EXERCISE DIRECTIONS
Give back every line of the data, word for word.

[Items from an interface collection]
********

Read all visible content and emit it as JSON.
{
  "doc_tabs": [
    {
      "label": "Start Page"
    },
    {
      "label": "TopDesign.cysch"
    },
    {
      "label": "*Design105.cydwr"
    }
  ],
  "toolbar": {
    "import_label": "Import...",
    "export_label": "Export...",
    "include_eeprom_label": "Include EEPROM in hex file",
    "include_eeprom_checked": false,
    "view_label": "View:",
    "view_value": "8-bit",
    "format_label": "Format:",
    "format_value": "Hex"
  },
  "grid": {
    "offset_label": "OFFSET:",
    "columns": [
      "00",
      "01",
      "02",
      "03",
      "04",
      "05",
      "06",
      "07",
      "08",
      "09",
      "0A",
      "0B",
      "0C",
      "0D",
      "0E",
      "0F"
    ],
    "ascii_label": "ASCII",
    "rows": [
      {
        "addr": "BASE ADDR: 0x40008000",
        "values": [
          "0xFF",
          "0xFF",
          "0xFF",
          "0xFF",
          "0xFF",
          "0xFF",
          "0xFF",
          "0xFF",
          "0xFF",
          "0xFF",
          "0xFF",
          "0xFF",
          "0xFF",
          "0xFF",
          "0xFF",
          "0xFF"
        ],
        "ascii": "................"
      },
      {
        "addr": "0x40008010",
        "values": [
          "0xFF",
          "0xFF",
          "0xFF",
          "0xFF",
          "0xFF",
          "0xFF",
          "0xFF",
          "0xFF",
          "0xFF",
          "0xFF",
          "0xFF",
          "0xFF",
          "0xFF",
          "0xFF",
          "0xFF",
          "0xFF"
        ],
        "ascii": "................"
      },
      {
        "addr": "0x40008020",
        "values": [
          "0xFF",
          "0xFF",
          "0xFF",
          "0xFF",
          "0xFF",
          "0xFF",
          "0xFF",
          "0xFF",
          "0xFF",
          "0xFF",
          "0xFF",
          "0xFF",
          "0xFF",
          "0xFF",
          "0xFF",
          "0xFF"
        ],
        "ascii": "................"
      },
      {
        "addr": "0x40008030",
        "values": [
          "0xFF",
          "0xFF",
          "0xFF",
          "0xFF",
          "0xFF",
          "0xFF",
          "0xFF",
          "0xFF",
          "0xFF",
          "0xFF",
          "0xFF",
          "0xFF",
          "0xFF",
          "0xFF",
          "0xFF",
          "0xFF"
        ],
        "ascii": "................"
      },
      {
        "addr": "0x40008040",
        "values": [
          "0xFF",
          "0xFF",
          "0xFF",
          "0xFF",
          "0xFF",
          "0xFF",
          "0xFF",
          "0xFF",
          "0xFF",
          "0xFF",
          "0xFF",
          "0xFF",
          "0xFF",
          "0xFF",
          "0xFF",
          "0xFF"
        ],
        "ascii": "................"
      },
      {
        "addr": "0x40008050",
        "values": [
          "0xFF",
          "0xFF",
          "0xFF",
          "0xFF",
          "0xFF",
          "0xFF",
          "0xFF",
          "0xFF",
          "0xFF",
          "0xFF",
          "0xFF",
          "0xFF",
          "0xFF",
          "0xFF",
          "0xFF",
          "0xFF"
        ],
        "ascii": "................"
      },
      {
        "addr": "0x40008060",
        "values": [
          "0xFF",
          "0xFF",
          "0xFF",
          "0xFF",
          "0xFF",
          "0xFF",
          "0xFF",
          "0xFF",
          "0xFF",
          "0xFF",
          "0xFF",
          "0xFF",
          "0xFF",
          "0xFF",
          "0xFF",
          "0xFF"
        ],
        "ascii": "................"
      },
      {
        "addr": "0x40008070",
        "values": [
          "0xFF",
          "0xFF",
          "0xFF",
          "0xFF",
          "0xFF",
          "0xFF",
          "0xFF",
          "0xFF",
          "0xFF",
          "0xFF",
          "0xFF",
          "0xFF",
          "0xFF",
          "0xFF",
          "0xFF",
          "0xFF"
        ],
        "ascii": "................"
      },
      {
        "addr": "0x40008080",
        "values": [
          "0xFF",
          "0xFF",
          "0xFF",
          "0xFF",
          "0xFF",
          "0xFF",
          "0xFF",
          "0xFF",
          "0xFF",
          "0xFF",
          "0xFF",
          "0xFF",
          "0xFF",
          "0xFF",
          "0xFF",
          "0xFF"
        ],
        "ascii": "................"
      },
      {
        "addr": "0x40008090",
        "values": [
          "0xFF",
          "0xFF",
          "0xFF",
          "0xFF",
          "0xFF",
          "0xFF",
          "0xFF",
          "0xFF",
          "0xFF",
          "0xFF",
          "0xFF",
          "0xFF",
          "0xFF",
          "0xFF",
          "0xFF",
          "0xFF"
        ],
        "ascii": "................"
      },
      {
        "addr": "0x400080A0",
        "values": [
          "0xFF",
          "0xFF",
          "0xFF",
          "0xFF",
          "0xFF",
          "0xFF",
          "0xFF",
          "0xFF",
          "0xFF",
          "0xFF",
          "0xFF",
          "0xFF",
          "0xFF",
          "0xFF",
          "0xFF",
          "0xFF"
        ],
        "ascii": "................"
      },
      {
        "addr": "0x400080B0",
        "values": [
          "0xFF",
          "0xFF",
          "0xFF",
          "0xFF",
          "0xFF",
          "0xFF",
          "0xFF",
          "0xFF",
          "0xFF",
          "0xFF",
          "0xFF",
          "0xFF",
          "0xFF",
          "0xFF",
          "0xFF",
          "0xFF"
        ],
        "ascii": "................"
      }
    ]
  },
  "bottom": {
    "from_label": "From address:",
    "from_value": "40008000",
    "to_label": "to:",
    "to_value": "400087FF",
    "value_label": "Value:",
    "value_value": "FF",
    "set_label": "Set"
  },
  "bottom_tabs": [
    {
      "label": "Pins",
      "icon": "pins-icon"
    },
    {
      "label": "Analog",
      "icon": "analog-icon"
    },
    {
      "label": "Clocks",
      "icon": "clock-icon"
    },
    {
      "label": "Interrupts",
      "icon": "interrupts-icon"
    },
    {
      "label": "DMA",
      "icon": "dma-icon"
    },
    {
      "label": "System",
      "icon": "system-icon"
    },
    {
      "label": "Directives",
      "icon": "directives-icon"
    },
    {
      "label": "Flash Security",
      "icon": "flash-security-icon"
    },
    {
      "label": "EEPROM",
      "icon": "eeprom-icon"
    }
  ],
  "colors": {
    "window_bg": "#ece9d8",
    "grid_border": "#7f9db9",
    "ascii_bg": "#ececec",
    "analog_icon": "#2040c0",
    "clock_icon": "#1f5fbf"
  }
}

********

SOLUTION TO THE PROBLEM
Read all visible content and emit it as JSON.
{
  "doc_tabs": [
    {
      "label": "Start Page"
    },
    {
      "label": "TopDesign.cysch"
    },
    {
      "label": "*Design105.cydwr"
    }
  ],
  "toolbar": {
    "import_label": "Import...",
    "export_label": "Export...",
    "include_eeprom_label": "Include EEPROM in hex file",
    "include_eeprom_checked": false,
    "view_label": "View:",
    "view_value": "8-bit",
    "format_label": "Format:",
    "format_value": "Hex"
  },
  "grid": {
    "offset_label": "OFFSET:",
    "columns": [
      "00",
      "01",
      "02",
      "03",
      "04",
      "05",
      "06",
      "07",
      "08",
      "09",
      "0A",
      "0B",
      "0C",
      "0D",
      "0E",
      "0F"
    ],
    "ascii_label": "ASCII",
    "rows": [
      {
        "addr": "BASE ADDR: 0x40008000",
        "values": [
          "0xFF",
          "0xFF",
          "0xFF",
          "0xFF",
          "0xFF",
          "0xFF",
          "0xFF",
          "0xFF",
          "0xFF",
          "0xFF",
          "0xFF",
          "0xFF",
          "0xFF",
          "0xFF",
          "0xFF",
          "0xFF"
        ],
        "ascii": "................"
      },
      {
        "addr": "0x40008010",
        "values": [
          "0xFF",
          "0xFF",
          "0xFF",
          "0xFF",
          "0xFF",
          "0xFF",
          "0xFF",
          "0xFF",
          "0xFF",
          "0xFF",
          "0xFF",
          "0xFF",
          "0xFF",
          "0xFF",
          "0xFF",
          "0xFF"
        ],
        "ascii": "................"
      },
      {
        "addr": "0x40008020",
        "values": [
          "0xFF",
          "0xFF",
          "0xFF",
          "0xFF",
          "0xFF",
          "0xFF",
          "0xFF",
          "0xFF",
          "0xFF",
          "0xFF",
          "0xFF",
          "0xFF",
          "0xFF",
          "0xFF",
          "0xFF",
          "0xFF"
        ],
        "ascii": "................"
      },
      {
        "addr": "0x40008030",
        "values": [
          "0xFF",
          "0xFF",
          "0xFF",
          "0xFF",
          "0xFF",
          "0xFF",
          "0xFF",
          "0xFF",
          "0xFF",
          "0xFF",
          "0xFF",
          "0xFF",
          "0xFF",
          "0xFF",
          "0xFF",
          "0xFF"
        ],
        "ascii": "................"
      },
      {
        "addr": "0x40008040",
        "values": [
          "0xFF",
          "0xFF",
          "0xFF",
          "0xFF",
          "0xFF",
          "0xFF",
          "0xFF",
          "0xFF",
          "0xFF",
          "0xFF",
          "0xFF",
          "0xFF",
          "0xFF",
          "0xFF",
          "0xFF",
          "0xFF"
        ],
        "ascii": "................"
      },
      {
        "addr": "0x40008050",
        "values": [
          "0xFF",
          "0xFF",
          "0xFF",
          "0xFF",
          "0xFF",
          "0xFF",
          "0xFF",
          "0xFF",
          "0xFF",
          "0xFF",
          "0xFF",
          "0xFF",
          "0xFF",
          "0xFF",
          "0xFF",
          "0xFF"
        ],
        "ascii": "................"
      },
      {
        "addr": "0x40008060",
        "values": [
          "0xFF",
          "0xFF",
          "0xFF",
          "0xFF",
          "0xFF",
          "0xFF",
          "0xFF",
          "0xFF",
          "0xFF",
          "0xFF",
          "0xFF",
          "0xFF",
          "0xFF",
          "0xFF",
          "0xFF",
          "0xFF"
        ],
        "ascii": "................"
      },
      {
        "addr": "0x40008070",
        "values": [
          "0xFF",
          "0xFF",
          "0xFF",
          "0xFF",
          "0xFF",
          "0xFF",
          "0xFF",
          "0xFF",
          "0xFF",
          "0xFF",
          "0xFF",
          "0xFF",
          "0xFF",
          "0xFF",
          "0xFF",
          "0xFF"
        ],
        "ascii": "................"
      },
      {
        "addr": "0x40008080",
        "values": [
          "0xFF",
          "0xFF",
          "0xFF",
          "0xFF",
          "0xFF",
          "0xFF",
          "0xFF",
          "0xFF",
          "0xFF",
          "0xFF",
          "0xFF",
          "0xFF",
          "0xFF",
          "0xFF",
          "0xFF",
          "0xFF"
        ],
        "ascii": "................"
      },
      {
        "addr": "0x40008090",
        "values": [
          "0xFF",
          "0xFF",
          "0xFF",
          "0xFF",
          "0xFF",
          "0xFF",
          "0xFF",
          "0xFF",
          "0xFF",
          "0xFF",
          "0xFF",
          "0xFF",
          "0xFF",
          "0xFF",
          "0xFF",
          "0xFF"
        ],
        "ascii": "................"
      },
      {
        "addr": "0x400080A0",
        "values": [
          "0xFF",
          "0xFF",
          "0xFF",
          "0xFF",
          "0xFF",
          "0xFF",
          "0xFF",
          "0xFF",
          "0xFF",
          "0xFF",
          "0xFF",
          "0xFF",
          "0xFF",
          "0xFF",
          "0xFF",
          "0xFF"
        ],
        "ascii": "................"
      },
      {
        "addr": "0x400080B0",
        "values": [
          "0xFF",
          "0xFF",
          "0xFF",
          "0xFF",
          "0xFF",
          "0xFF",
          "0xFF",
          "0xFF",
          "0xFF",
          "0xFF",
          "0xFF",
          "0xFF",
          "0xFF",
          "0xFF",
          "0xFF",
          "0xFF"
        ],
        "ascii": "................"
      }
    ]
  },
  "bottom": {
    "from_label": "From address:",
    "from_value": "40008000",
    "to_label": "to:",
    "to_value": "400087FF",
    "value_label": "Value:",
    "value_value": "FF",
    "set_label": "Set"
  },
  "bottom_tabs": [
    {
      "label": "Pins",
      "icon": "pins-icon"
    },
    {
      "label": "Analog",
      "icon": "analog-icon"
    },
    {
      "label": "Clocks",
      "icon": "clock-icon"
    },
    {
      "label": "Interrupts",
      "icon": "interrupts-icon"
    },
    {
      "label": "DMA",
      "icon": "dma-icon"
    },
    {
      "label": "System",
      "icon": "system-icon"
    },
    {
      "label": "Directives",
      "icon": "directives-icon"
    },
    {
      "label": "Flash Security",
      "icon": "flash-security-icon"
    },
    {
      "label": "EEPROM",
      "icon": "eeprom-icon"
    }
  ],
  "colors": {
    "window_bg": "#ece9d8",
    "grid_border": "#7f9db9",
    "ascii_bg": "#ececec",
    "analog_icon": "#2040c0",
    "clock_icon": "#1f5fbf"
  }
}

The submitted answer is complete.